Working with your university’s chief data officer, consider assigning a member of the athletics staff to serve as the chief steward of the data collected and how it is analyzed in concert with institutional planners. In addition, consider the implementation of an integrated data dashboard. A dashboard consolidates diverse and disparate data sources and metrics into one place for data officers to assist athletics directors (ADs), budget planners, compliance officers, student success, fan engagement leaders, and others to facilitate data-informed, strategic decisions today while also shaping institutional behavior for the future.
The pandemic has been a generational challenge for every college and university athletics department, with many lessons learned.

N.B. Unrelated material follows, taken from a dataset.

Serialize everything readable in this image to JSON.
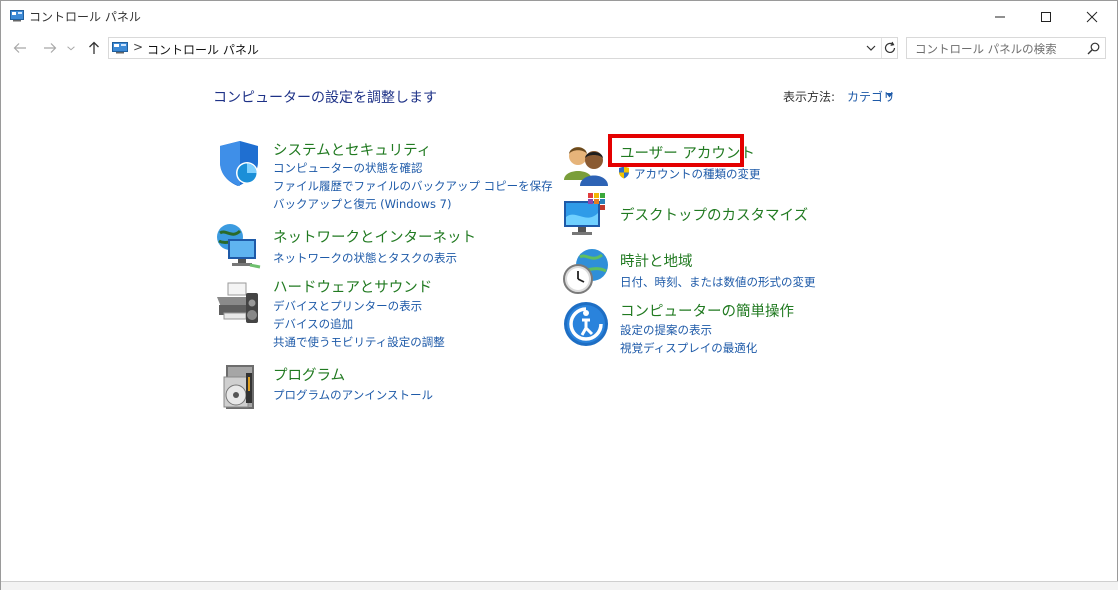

Perhaps chief among these: the critical need for alignment between the department of athletics and the university as a whole. Fordham University’s Athletic Director Edward Kull recently wrote, “Leadership begins with creating alignment in our teams and organizations when the seas are calm so that we can seamlessly shift our sails when the storm arrives.” The emerging challenges in the broader system of intercollegiate athletics only make the need for institutional alignment more critical.
The universities positioned for success in this new era are consciously, deliberately, and strategically working every day to maintain alignment between institutional leadership and their athletics organization. A few examples include:
- Engage university leaders about expectations and boundaries that can serve as a guide for coaches and administrators related to NIL.
- Clarify the implications of decisions or scenarios to enable proactive planning about the use of financial resources.
- Reinforce messaging about the “positives” derived from intercollegiate athletics: enrollment, experience, engagement.
- Review and harness athletics contributions to the diversity, equity, and inclusion environment and culture at the institution.
As institutions continue to navigate these challenging times for college athletics, it is helpful to note that this is not the first and surely will not be the last transformative moment for higher education. The 1929 Carnegie Report referenced above offers a hopeful outlook, predicting something that we can have faith in today, that we need only lead our athletics programs “with sincerity and clear vision, and in the course of years our college sport will largely take care of itself.”